Web page and app entries

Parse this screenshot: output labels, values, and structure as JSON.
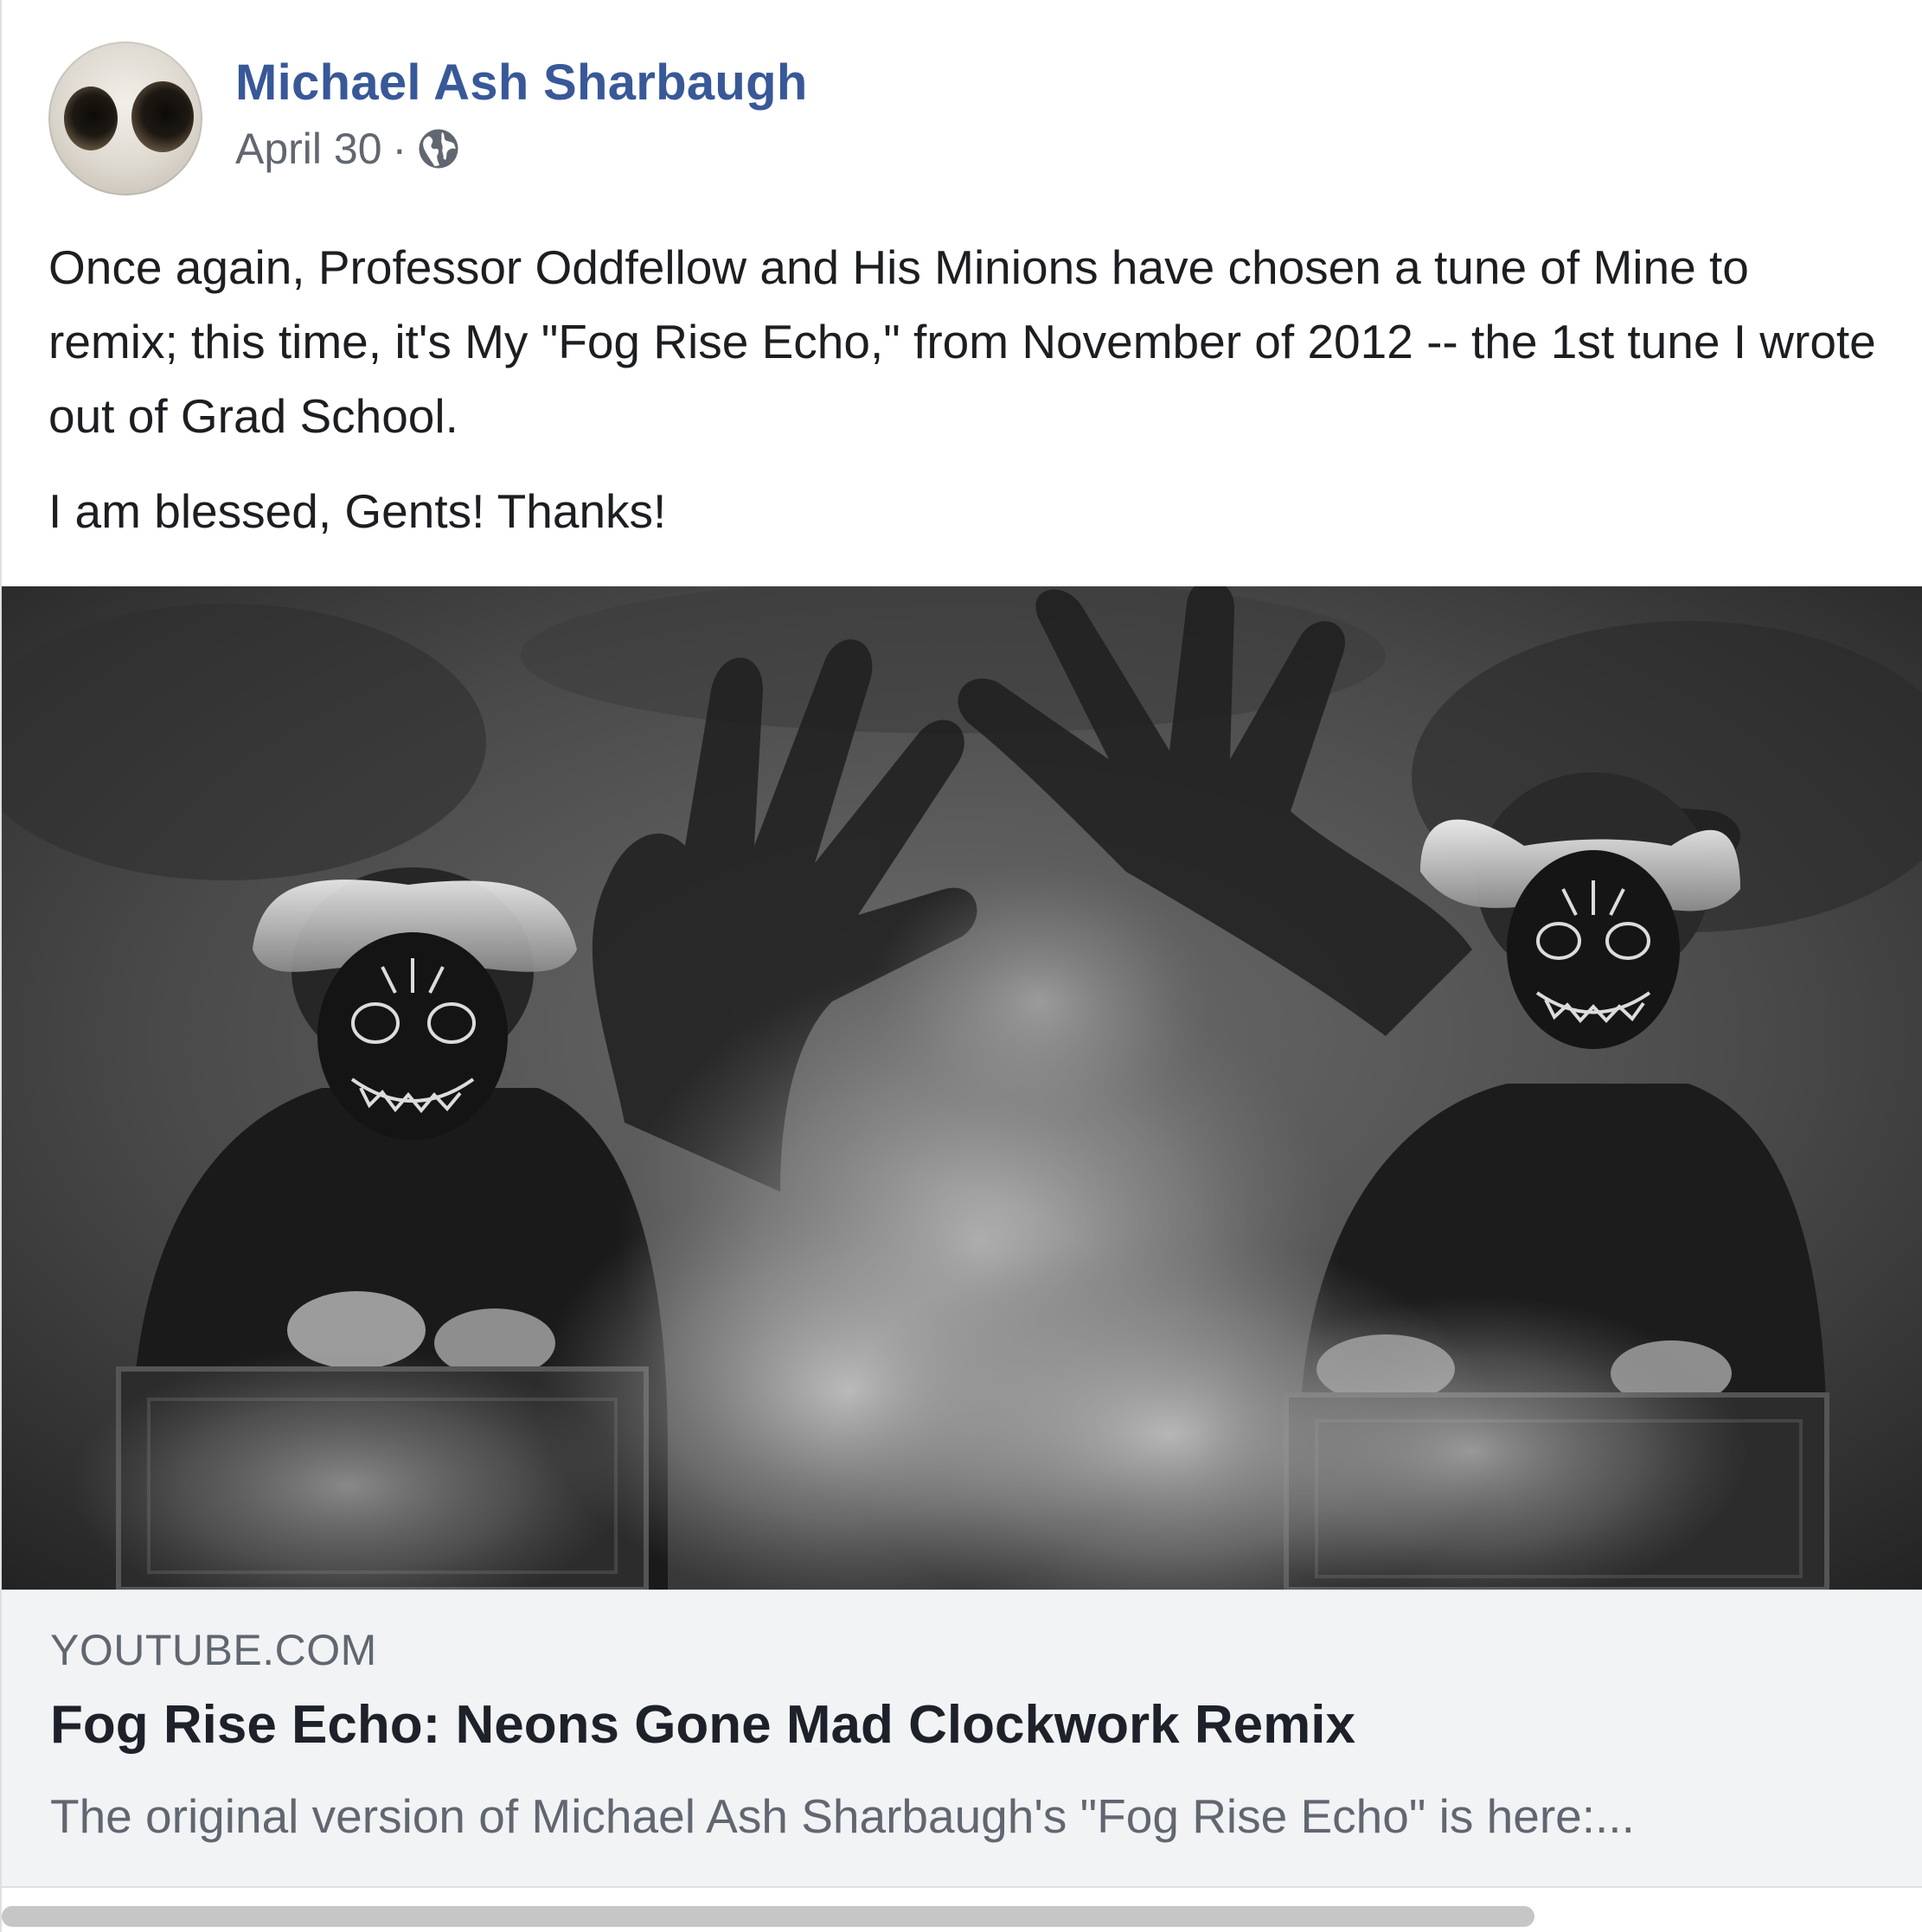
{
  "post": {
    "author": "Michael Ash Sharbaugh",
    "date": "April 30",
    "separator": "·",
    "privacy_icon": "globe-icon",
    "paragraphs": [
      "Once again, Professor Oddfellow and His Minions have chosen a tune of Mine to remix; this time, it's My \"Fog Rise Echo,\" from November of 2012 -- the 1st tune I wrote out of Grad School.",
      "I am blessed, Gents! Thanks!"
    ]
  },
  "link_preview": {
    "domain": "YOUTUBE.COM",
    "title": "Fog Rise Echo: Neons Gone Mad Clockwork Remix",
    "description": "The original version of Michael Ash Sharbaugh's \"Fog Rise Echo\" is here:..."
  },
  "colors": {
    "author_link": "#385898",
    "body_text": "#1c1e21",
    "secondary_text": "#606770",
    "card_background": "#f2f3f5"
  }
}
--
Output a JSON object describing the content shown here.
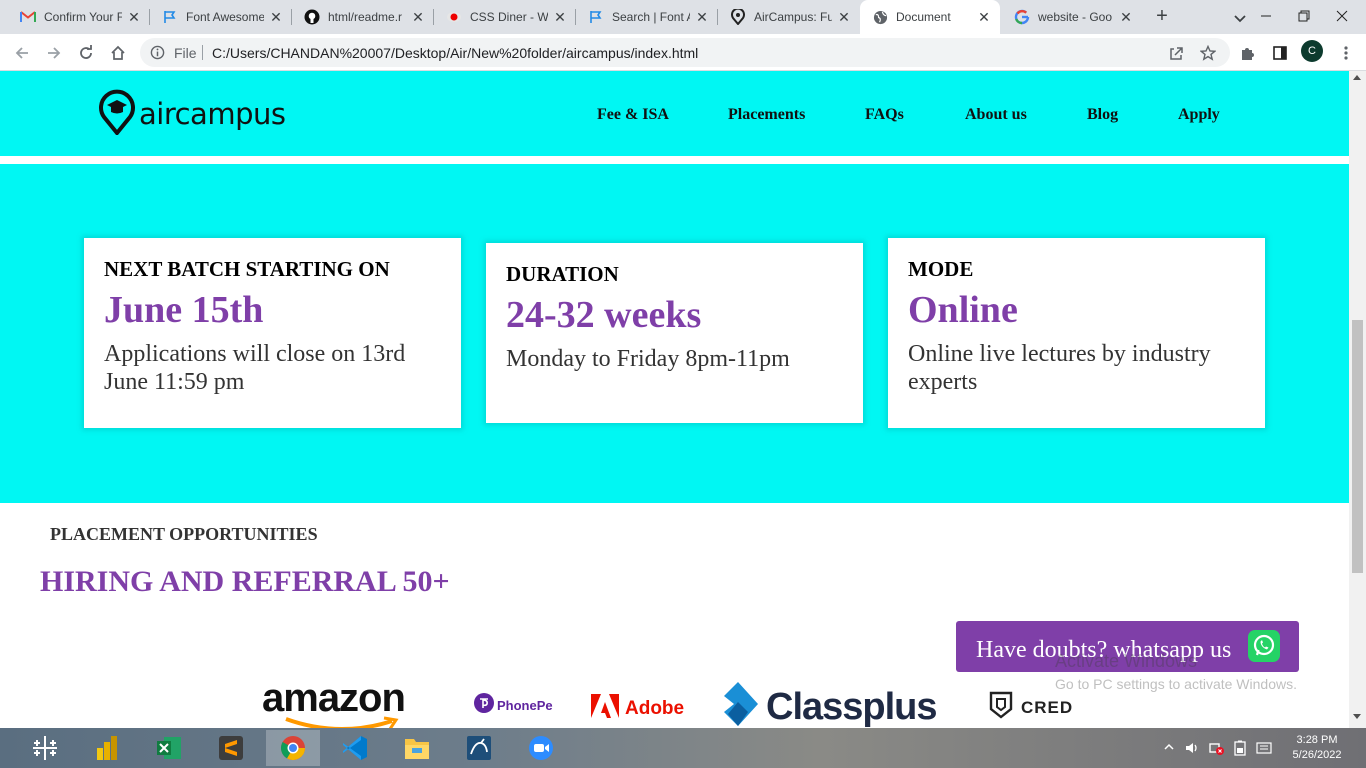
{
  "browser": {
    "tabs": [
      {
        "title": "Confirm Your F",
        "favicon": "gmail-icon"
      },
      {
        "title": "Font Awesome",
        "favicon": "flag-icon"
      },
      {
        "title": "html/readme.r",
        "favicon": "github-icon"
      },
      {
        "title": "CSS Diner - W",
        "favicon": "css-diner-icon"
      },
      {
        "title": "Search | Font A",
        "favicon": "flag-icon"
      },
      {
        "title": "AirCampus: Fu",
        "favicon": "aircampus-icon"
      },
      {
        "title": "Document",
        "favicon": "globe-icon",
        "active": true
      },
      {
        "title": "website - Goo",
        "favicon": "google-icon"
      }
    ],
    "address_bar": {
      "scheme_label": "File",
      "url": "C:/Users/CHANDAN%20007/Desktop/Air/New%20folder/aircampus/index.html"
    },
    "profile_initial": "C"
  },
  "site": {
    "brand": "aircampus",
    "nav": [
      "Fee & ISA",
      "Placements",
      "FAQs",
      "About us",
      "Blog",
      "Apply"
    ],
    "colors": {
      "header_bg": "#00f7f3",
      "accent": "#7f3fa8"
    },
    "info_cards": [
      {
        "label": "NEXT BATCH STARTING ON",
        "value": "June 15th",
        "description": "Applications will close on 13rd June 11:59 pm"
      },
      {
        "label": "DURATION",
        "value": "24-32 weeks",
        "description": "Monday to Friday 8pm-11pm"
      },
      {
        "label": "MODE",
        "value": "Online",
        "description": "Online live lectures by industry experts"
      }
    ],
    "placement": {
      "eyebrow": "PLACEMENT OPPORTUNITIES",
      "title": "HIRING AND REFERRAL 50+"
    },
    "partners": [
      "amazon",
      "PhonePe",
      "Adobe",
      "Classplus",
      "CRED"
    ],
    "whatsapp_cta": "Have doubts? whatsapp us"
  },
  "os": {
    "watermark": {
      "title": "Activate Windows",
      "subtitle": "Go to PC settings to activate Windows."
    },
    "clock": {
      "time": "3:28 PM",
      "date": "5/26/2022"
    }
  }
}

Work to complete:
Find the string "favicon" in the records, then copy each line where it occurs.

Exercise output:
        "favicon": "gmail-icon"
        "favicon": "flag-icon"
        "favicon": "github-icon"
        "favicon": "css-diner-icon"
        "favicon": "flag-icon"
        "favicon": "aircampus-icon"
        "favicon": "globe-icon",
        "favicon": "google-icon"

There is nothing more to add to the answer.